• [Problem requirements] Starting at the line that holds "What data populates", reproduce each line exactly up to and including the last line of the records below. Pictures stay out.

[Collection entries]
******
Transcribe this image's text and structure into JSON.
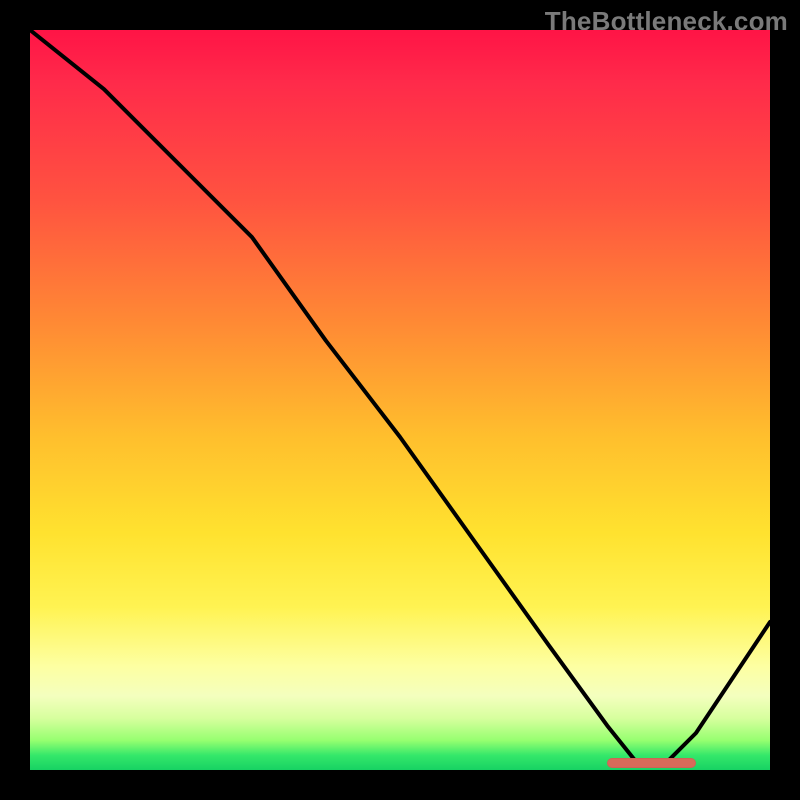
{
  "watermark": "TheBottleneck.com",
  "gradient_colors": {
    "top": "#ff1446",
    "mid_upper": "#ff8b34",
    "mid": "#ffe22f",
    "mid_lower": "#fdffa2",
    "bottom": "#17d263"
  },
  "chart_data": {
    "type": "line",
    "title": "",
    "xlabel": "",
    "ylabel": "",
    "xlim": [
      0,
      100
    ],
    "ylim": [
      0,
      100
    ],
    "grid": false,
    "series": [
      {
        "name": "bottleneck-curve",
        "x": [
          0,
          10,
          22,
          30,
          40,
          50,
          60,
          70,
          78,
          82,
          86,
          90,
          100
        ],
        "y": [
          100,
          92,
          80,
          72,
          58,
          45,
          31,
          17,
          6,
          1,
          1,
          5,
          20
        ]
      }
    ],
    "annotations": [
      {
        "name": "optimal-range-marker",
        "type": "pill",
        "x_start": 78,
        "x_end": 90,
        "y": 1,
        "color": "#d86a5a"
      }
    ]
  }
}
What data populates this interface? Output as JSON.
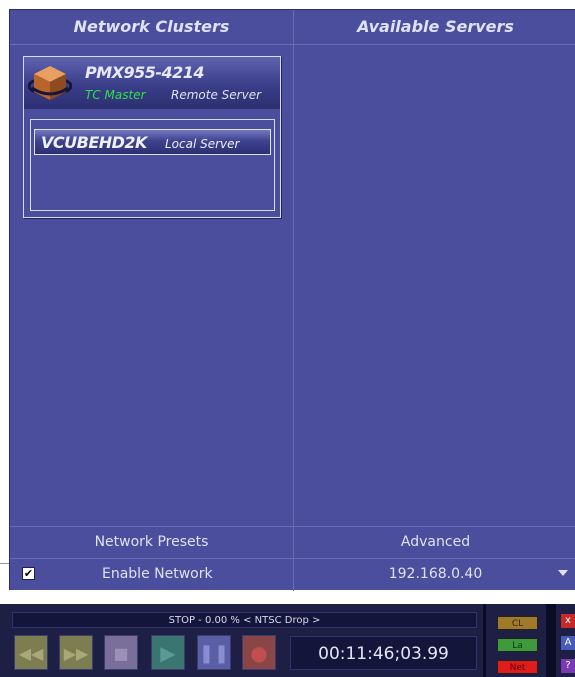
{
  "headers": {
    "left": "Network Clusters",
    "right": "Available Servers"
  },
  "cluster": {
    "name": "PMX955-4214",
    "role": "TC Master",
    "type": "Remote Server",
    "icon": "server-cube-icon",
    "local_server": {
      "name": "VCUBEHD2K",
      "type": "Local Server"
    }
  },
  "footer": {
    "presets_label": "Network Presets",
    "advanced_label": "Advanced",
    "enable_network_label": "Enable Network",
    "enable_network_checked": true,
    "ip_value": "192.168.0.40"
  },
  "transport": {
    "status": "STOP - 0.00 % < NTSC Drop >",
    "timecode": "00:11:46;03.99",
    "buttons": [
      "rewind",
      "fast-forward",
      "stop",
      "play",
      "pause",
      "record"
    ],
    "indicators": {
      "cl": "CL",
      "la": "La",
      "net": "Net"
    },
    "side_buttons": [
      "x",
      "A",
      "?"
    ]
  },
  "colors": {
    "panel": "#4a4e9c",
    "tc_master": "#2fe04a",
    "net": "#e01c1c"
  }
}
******
• [Exercise answer]
What data populates this interface? Output as JSON.
{
  "headers": {
    "left": "Network Clusters",
    "right": "Available Servers"
  },
  "cluster": {
    "name": "PMX955-4214",
    "role": "TC Master",
    "type": "Remote Server",
    "icon": "server-cube-icon",
    "local_server": {
      "name": "VCUBEHD2K",
      "type": "Local Server"
    }
  },
  "footer": {
    "presets_label": "Network Presets",
    "advanced_label": "Advanced",
    "enable_network_label": "Enable Network",
    "enable_network_checked": true,
    "ip_value": "192.168.0.40"
  },
  "transport": {
    "status": "STOP - 0.00 % < NTSC Drop >",
    "timecode": "00:11:46;03.99",
    "buttons": [
      "rewind",
      "fast-forward",
      "stop",
      "play",
      "pause",
      "record"
    ],
    "indicators": {
      "cl": "CL",
      "la": "La",
      "net": "Net"
    },
    "side_buttons": [
      "x",
      "A",
      "?"
    ]
  },
  "colors": {
    "panel": "#4a4e9c",
    "tc_master": "#2fe04a",
    "net": "#e01c1c"
  }
}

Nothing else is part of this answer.